◆ The records ◆
□ □ □ □

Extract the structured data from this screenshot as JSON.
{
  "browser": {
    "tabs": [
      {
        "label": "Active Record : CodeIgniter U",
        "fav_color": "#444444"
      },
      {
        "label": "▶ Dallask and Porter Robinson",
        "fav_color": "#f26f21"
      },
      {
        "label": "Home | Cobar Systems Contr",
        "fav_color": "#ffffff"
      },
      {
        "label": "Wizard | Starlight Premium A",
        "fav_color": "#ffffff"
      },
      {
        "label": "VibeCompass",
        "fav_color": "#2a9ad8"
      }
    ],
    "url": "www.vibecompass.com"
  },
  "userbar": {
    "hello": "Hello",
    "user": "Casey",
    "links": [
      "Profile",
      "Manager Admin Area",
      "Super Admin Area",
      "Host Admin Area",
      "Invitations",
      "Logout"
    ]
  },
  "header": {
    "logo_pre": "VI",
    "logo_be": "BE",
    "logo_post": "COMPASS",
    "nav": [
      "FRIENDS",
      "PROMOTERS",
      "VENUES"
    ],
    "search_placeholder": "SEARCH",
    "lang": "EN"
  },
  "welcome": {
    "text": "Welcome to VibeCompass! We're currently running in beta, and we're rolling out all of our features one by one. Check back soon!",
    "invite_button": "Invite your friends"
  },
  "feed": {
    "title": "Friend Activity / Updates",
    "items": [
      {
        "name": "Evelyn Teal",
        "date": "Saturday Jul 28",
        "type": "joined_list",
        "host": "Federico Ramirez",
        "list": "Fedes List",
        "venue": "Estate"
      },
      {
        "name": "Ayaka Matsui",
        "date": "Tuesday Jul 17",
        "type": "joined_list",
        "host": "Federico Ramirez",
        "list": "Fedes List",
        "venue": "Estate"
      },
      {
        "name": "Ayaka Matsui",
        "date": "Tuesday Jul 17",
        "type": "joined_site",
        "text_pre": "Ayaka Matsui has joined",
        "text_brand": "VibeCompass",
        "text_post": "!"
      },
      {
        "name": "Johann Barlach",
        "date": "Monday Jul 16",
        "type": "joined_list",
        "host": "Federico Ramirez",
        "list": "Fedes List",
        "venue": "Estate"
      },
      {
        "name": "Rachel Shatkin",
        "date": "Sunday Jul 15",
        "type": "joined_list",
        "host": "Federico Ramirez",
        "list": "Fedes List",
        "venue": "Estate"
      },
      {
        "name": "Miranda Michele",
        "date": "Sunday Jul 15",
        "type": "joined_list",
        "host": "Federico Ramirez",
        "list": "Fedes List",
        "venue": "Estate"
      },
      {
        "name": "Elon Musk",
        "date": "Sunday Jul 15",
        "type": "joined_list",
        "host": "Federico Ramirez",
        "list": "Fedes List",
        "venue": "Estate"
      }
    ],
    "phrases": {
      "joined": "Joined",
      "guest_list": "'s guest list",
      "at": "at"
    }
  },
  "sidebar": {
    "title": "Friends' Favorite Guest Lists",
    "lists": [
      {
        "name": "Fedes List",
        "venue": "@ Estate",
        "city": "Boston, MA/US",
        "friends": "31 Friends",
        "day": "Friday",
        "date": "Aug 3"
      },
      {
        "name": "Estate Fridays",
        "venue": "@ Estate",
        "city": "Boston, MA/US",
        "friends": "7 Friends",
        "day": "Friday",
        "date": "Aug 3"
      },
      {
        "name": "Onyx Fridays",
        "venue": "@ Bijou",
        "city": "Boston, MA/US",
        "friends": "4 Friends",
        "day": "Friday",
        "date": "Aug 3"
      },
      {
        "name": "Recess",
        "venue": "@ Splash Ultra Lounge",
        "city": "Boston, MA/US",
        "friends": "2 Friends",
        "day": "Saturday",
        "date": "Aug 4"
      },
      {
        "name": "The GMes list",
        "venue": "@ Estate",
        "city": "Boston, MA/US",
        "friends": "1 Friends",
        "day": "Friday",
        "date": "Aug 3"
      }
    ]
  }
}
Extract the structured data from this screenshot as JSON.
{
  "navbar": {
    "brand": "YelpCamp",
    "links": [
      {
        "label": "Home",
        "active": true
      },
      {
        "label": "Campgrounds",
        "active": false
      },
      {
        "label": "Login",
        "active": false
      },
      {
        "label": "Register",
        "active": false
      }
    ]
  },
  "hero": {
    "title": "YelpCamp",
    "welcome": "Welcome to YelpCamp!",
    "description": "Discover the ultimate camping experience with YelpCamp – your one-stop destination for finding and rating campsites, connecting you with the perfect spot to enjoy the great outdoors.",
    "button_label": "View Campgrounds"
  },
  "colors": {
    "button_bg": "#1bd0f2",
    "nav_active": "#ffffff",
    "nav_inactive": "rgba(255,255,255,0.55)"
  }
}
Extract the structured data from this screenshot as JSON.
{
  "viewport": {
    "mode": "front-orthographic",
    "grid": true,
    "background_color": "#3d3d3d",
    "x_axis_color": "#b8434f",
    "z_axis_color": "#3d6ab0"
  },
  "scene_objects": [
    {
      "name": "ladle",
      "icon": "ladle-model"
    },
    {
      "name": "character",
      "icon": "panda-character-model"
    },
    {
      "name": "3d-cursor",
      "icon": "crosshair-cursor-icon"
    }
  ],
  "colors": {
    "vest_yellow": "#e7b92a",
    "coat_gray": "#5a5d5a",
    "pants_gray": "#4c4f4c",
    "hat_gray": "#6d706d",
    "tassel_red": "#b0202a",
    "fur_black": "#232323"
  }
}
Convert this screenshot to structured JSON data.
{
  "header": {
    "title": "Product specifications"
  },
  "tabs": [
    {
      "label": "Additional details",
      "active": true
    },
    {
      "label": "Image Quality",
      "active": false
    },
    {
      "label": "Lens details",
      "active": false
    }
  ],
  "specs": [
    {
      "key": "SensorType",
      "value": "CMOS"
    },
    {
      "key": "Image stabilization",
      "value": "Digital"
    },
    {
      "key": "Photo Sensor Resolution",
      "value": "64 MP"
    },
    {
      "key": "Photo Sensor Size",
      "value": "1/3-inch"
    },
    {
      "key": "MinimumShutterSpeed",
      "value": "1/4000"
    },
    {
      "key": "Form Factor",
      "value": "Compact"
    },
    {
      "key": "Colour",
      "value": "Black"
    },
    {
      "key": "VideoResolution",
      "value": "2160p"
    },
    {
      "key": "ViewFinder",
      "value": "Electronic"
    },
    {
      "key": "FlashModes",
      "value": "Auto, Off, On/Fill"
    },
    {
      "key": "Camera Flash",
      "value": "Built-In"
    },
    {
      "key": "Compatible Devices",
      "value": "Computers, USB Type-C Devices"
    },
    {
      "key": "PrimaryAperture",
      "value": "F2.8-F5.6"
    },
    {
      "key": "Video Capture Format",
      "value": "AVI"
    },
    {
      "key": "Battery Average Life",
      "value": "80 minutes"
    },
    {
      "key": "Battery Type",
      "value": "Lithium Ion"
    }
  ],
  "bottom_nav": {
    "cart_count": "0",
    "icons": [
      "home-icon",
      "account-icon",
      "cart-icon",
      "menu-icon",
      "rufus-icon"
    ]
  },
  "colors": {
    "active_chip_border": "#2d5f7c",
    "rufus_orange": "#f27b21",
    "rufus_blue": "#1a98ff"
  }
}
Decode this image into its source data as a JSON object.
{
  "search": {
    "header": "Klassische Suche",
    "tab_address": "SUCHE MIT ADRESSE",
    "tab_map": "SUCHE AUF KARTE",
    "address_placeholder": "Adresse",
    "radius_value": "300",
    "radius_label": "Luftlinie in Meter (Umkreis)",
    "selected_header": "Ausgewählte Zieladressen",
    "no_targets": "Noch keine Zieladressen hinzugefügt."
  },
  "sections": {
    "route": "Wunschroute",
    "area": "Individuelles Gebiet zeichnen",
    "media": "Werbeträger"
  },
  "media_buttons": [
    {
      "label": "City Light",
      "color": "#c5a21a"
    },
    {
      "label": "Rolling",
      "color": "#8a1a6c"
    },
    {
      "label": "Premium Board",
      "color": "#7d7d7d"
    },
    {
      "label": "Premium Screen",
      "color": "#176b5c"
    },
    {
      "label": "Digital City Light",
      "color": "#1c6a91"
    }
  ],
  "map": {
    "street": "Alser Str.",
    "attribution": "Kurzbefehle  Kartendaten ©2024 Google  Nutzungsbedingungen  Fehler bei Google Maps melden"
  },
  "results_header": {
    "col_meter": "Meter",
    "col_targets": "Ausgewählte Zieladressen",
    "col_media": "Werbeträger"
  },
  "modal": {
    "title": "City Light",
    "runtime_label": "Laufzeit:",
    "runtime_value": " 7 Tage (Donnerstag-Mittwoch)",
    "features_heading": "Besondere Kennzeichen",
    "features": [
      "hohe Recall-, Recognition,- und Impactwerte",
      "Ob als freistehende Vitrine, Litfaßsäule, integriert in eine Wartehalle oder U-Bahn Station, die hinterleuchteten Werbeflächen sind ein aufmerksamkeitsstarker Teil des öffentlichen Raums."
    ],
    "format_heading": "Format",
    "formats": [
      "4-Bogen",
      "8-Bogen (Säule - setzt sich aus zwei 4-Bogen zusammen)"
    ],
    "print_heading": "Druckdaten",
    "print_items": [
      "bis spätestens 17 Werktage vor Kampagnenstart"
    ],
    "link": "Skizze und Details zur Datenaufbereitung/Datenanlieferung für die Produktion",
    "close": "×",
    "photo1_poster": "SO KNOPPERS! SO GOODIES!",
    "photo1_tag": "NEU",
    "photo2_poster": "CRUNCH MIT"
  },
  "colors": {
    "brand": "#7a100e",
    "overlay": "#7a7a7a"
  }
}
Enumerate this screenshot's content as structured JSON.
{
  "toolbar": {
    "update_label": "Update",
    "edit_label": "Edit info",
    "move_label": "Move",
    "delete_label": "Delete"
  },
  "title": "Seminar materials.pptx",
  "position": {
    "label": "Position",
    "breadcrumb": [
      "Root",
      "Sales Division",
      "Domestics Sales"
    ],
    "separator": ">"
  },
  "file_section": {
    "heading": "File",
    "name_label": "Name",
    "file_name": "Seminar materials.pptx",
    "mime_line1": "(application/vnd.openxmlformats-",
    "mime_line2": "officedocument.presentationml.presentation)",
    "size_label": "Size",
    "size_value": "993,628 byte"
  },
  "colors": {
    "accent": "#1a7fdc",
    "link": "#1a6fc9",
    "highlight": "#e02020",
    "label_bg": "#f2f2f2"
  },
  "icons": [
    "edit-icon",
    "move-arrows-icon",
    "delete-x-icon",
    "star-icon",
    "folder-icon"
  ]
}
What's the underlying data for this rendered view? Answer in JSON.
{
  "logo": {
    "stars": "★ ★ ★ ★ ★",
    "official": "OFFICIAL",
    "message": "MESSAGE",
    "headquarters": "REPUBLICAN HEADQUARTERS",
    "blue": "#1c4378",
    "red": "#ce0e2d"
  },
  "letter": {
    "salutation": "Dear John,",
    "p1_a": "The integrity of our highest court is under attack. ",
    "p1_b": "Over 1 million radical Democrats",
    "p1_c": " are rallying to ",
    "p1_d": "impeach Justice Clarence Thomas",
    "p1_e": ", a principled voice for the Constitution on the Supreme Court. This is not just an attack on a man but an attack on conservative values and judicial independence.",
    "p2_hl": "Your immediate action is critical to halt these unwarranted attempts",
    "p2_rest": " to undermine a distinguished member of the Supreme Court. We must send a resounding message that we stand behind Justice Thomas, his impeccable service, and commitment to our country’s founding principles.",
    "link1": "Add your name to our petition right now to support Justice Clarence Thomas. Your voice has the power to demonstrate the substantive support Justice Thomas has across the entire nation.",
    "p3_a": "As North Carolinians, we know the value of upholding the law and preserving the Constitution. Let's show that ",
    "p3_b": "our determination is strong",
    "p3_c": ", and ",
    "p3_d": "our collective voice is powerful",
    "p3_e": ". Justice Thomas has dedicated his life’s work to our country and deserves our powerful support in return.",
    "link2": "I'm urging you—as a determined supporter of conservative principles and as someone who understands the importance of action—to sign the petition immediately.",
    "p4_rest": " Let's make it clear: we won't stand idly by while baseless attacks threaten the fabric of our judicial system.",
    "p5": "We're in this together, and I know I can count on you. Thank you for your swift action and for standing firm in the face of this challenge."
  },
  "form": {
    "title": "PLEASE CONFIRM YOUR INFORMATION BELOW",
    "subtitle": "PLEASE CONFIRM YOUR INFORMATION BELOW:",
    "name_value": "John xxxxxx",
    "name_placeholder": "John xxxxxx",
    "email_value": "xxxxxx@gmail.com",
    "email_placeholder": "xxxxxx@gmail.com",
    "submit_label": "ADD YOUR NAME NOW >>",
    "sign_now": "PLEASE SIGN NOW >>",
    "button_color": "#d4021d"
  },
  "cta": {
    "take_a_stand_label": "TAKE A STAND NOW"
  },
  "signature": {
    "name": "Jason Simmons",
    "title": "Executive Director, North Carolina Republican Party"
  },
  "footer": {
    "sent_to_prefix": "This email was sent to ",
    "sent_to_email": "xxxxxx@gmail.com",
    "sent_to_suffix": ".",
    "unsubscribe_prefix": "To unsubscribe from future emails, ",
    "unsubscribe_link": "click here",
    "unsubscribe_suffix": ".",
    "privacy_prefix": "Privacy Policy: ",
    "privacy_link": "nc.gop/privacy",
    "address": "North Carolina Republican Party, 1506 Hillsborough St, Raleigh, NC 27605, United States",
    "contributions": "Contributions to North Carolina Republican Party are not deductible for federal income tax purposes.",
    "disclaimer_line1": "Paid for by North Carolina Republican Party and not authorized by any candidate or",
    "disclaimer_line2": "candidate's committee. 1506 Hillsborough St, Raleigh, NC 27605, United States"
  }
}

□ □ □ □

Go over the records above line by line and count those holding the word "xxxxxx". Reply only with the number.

5